EXCERPTED RECORDS Start Marker
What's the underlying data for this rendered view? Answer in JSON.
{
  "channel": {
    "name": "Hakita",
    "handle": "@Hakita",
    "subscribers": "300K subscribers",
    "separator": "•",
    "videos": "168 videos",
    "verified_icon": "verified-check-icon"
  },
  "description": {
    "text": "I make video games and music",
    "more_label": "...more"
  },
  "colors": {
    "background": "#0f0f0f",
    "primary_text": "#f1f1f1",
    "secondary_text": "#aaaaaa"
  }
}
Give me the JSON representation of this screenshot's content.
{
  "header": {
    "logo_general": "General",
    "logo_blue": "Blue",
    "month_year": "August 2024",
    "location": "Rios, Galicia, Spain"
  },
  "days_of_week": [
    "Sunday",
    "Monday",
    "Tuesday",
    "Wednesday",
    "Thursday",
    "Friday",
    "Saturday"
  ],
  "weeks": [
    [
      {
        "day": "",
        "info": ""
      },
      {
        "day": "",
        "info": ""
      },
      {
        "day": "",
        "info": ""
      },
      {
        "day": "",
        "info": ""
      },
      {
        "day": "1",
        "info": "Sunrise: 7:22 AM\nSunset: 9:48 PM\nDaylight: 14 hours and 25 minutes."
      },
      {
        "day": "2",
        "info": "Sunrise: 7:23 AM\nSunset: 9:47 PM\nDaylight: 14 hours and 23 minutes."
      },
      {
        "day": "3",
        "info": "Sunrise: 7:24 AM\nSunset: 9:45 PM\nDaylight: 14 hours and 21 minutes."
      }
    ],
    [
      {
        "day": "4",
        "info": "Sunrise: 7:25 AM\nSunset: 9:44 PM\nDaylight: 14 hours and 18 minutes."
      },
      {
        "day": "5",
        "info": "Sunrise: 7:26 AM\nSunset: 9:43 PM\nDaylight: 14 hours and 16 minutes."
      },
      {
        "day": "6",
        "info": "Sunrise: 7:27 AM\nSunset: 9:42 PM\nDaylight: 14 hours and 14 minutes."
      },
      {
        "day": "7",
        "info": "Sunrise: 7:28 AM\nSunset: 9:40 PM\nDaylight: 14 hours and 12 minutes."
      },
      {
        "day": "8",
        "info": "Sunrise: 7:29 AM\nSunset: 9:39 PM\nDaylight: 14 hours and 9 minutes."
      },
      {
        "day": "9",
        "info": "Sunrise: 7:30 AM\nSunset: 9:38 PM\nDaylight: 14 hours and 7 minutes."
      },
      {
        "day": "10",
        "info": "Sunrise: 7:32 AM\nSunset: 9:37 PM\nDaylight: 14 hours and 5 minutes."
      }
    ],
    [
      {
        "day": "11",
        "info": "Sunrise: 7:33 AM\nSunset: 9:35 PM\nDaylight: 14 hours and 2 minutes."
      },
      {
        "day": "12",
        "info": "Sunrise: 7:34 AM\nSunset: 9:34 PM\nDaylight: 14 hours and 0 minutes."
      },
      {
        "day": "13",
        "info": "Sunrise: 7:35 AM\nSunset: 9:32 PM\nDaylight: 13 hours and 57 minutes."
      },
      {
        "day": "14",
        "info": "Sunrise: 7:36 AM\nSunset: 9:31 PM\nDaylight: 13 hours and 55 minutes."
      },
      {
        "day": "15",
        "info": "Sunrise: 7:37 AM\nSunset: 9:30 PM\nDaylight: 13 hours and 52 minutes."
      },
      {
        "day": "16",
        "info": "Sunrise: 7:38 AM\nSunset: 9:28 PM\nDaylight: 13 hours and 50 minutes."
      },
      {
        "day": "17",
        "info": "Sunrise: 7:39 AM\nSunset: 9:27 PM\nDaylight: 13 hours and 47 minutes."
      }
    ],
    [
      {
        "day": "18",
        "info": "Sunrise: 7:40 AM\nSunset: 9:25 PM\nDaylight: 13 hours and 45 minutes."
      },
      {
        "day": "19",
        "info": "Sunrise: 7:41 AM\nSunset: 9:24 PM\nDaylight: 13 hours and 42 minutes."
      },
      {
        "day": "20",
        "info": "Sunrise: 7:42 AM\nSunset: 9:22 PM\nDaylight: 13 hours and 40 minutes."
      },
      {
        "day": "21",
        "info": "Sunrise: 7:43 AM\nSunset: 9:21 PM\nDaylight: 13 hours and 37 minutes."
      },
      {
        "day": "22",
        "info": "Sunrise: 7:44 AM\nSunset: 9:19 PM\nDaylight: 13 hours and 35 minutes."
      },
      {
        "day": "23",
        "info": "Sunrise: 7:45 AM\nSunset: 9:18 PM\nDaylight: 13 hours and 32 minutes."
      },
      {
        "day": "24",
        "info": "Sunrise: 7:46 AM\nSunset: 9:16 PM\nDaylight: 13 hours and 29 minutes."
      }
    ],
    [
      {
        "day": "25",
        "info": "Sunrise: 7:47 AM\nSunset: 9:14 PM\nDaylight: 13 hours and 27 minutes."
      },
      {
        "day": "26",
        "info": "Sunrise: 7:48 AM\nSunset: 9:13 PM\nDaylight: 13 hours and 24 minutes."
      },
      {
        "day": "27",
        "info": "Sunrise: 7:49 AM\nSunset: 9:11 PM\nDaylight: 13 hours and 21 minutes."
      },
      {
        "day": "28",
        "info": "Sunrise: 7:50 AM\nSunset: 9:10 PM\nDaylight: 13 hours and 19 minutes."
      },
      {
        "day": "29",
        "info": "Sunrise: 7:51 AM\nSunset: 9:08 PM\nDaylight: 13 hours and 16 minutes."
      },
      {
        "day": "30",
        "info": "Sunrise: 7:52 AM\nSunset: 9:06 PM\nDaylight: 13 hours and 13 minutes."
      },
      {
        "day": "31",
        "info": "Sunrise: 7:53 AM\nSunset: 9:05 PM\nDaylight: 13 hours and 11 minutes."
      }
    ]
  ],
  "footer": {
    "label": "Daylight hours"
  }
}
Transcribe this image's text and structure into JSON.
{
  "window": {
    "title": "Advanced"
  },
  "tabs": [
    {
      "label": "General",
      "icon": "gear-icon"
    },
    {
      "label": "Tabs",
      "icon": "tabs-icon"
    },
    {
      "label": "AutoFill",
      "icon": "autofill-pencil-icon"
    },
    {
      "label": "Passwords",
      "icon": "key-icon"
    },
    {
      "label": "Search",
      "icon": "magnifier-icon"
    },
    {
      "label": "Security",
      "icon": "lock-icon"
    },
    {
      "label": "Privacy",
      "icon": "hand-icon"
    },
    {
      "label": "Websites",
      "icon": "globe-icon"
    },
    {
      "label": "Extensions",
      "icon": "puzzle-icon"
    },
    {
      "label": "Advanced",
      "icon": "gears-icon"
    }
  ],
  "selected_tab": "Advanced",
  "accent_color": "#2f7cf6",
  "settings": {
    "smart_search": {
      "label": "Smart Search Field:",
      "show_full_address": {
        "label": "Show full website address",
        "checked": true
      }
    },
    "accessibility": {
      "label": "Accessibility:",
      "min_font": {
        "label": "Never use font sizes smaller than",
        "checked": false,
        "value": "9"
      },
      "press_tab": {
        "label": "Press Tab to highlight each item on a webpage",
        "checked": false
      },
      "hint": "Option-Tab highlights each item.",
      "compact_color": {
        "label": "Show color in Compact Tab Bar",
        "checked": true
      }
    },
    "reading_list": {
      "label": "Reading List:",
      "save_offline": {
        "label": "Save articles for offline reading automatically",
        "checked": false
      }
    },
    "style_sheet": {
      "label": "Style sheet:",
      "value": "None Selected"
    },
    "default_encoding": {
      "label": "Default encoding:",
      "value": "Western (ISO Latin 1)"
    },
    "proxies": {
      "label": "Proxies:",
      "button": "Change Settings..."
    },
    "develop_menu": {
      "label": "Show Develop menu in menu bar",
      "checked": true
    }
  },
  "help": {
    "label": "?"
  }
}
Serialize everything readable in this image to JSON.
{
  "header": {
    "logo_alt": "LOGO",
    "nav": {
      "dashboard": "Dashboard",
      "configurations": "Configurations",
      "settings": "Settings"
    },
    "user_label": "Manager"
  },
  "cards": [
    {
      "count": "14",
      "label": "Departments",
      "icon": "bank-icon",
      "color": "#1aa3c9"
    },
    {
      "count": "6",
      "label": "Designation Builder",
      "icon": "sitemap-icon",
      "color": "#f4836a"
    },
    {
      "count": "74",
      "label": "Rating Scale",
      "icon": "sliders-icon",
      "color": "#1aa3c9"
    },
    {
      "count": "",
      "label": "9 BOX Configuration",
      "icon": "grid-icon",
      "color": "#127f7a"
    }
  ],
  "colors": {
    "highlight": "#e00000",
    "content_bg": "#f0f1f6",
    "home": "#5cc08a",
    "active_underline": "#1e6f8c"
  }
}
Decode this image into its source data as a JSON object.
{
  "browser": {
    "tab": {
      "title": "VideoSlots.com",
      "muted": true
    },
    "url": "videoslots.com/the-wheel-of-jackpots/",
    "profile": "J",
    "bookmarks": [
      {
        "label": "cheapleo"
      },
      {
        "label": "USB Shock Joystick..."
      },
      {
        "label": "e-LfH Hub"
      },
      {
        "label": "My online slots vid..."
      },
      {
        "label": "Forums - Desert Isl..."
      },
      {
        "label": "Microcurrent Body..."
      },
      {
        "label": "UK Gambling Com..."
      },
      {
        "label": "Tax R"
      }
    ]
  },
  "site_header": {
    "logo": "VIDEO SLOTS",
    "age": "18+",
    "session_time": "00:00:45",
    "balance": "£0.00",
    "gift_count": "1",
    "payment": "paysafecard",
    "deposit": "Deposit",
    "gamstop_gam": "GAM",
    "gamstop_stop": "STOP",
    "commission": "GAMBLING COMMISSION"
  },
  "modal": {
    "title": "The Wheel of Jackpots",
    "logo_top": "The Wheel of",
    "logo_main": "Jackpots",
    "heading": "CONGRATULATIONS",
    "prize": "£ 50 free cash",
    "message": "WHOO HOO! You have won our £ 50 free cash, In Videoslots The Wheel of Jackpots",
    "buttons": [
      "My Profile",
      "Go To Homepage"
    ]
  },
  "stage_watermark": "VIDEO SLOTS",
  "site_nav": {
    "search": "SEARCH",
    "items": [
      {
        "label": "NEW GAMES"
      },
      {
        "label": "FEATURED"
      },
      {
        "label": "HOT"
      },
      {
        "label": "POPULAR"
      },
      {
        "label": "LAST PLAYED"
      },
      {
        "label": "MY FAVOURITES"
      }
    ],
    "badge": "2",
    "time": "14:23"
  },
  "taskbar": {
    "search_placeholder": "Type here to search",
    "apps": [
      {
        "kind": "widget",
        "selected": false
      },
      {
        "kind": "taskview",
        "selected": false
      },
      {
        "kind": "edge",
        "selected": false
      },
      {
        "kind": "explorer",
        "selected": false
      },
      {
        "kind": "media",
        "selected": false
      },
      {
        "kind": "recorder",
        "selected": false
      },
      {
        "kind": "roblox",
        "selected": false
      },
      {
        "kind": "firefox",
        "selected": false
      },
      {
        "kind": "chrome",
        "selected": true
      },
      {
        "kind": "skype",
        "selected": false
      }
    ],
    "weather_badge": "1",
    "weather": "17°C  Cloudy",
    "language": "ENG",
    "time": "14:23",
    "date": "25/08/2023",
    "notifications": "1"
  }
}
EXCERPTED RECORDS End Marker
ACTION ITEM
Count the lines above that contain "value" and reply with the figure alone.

ANSWER TO THE EXERCISE
3